SAN FRANCISCO (CBSSF) – Thousands of people marched and rallied in San Francisco in support of reproductive rights and the San Mateo County Superintendent issued a statement in favor of pro-choice havens on Saturday.
The measures came in response to the leak earlier this month of a draft opinion from the Supreme Court that would overturn the landmark 1973 abortion ruling, Roe v. Wade.
Since the leak, activists in the Bay Area have been responding with a variety of actions on both sides of the issue.
There have been abortion rallies before – for and against – but Saturday’s rally was larger than most as abortion rights advocates in the Gulf region joined a nationwide protest.
“It’s huge and we’re very happy,” said Ruth Robertson of Raging Grannies Action League. “It’s not just the East Coast, it’s Chicago, it’s Texas, and it’s in small towns and big cities and San Francisco had to be a part of this. There’s no way San Francisco won’t be a big part of it and we’re a big part of it.”
That’s enough! We felt so good,” Telega Hagod told the assembled crowd at the Civic Center Main Library. The national reproductive justice regulator said everyone should be realistic about the direction the court is taking.
“I think people need to start accepting the hard truth of recognizing that this leak is the decision of the justices of the Supreme Court,” she said. “We can still fight, we can still move, we can still make noise in the streets, but doing it with the knowledge that they made their decision — and that is where they stand — will empower people a lot.”
With that, thousands of Civic Center walked onto Market Street, heading to the waterfront. Among them was Janice Campbell of Auckland, who said that while the abortion debate was not over, she believed it had been decided as a legal issue.
“I was in law school when it was settled, and we all assumed it would last forever, but we didn’t think religious fanatics would take over the court and our way of life would be destroyed,” she said.
Those old enough to remember when Roe v. Wade was founded in 1973 understand how contentious the case has been and has been ever since.
“I feel like we’ve been struggling for the last 50 years to maintain this position,” said Catherine Wilson of Palo Alto. “I feel threatened for a long time.”
Younger women, like San Francisco’s Cassie Barry, grew up with the idea of abortion as a constitutional right and now face the possibility that this may no longer be true.
“I can’t believe we’re in 2022 walking for abortion rights,” Barry said. “When I grew up, this was something that was protected and something that I knew I could access and that I know was now threatening to me and our children and our granddaughters is terrifying.”
Some advocate a federal law that would legalize abortion nationally. A recent CBS poll showed that 58 percent of Americans support this idea, while 42 percent oppose it.
By design, the Supreme Court is the only branch of government that is not supposed to be influenced by public opinion. So how much impact can mass protest rallies have?

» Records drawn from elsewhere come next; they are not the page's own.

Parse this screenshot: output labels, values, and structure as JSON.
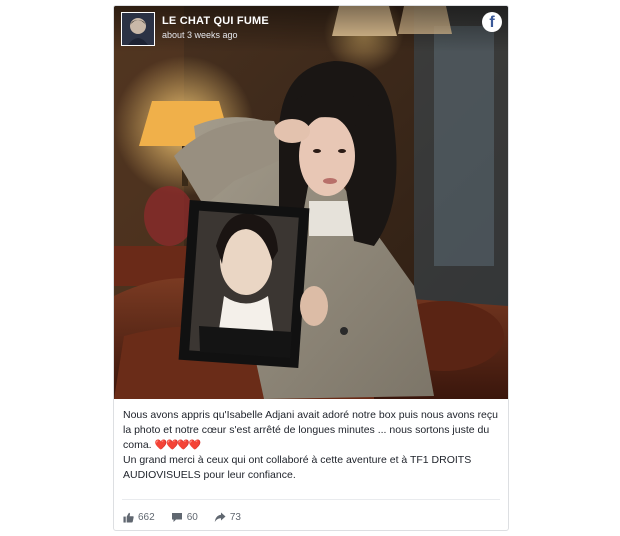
{
  "post": {
    "page_name": "LE CHAT QUI FUME",
    "timestamp": "about 3 weeks ago",
    "platform_icon": "facebook-icon",
    "caption_line1": "Nous avons appris qu'Isabelle Adjani avait adoré notre box puis nous avons reçu la photo et notre cœur s'est arrêté de longues minutes ... nous sortons juste du coma.",
    "hearts": "❤️❤️❤️❤️",
    "caption_line2": "Un grand merci à ceux qui ont collaboré à cette aventure et à TF1 DROITS AUDIOVISUELS pour leur confiance."
  },
  "stats": {
    "likes": "662",
    "comments": "60",
    "shares": "73"
  },
  "colors": {
    "brand": "#3b5998",
    "heart": "#e0245e",
    "text": "#1d2129",
    "muted": "#606770"
  }
}
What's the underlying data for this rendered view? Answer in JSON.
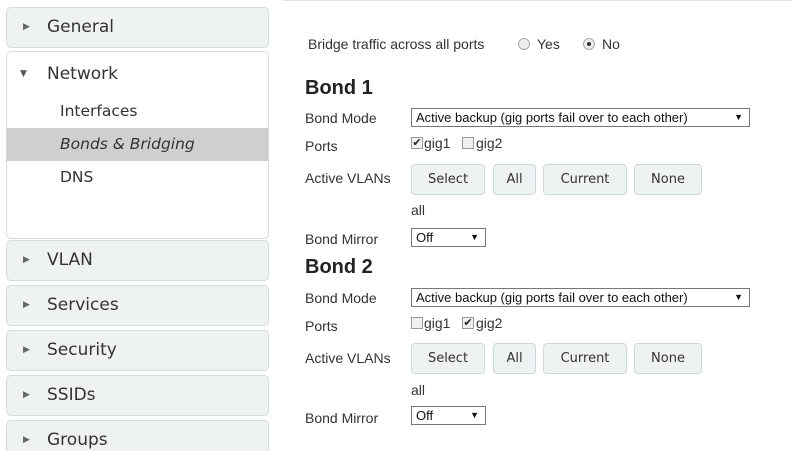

San Francisco-based Angela A. believes that won’t change any justice’s opinion but feels that if people become more politically active they can influence future court appointments, even if the process seems painfully slow to some.
“They are making their way. Republicans have been planning this for decades,” she said. “They are winning now but that doesn’t mean it has to go on forever. They can win this battle. In the end we can go back to what it should be and we can win the war.”
Also Saturday, San Mateo County Superintendent David Canepa issued a statement following the Redwood City Council’s request for the county to create a buffer zone at a family planning clinic in the unincorporated city of Redwood. The clinic falls under the jurisdiction of San Mateo County.
“As the assault on women’s reproductive rights continues, we need to create ‘Pro Choice Sanctuaries’ and ‘Buffer Zones’ in abortion clinics to protect the privacy and rights of women who seek childbearing care, even if they are coming from abroad,” Canepa said.
Canepa said he felt the county should work with cities to create buffer zones at every health care clinic in the county that provides reproductive health care.
“We have seen a rise in protests in clinics like Planned Parenthood located at 2907 El Camino Real on the edge of Redwood City. Therefore, I agree with Redwood City Council that the county should create a buffer zone,” the superintendent said.
“No woman should be afraid to take care of her body by seeking healthcare in these clinics,” Canepa said.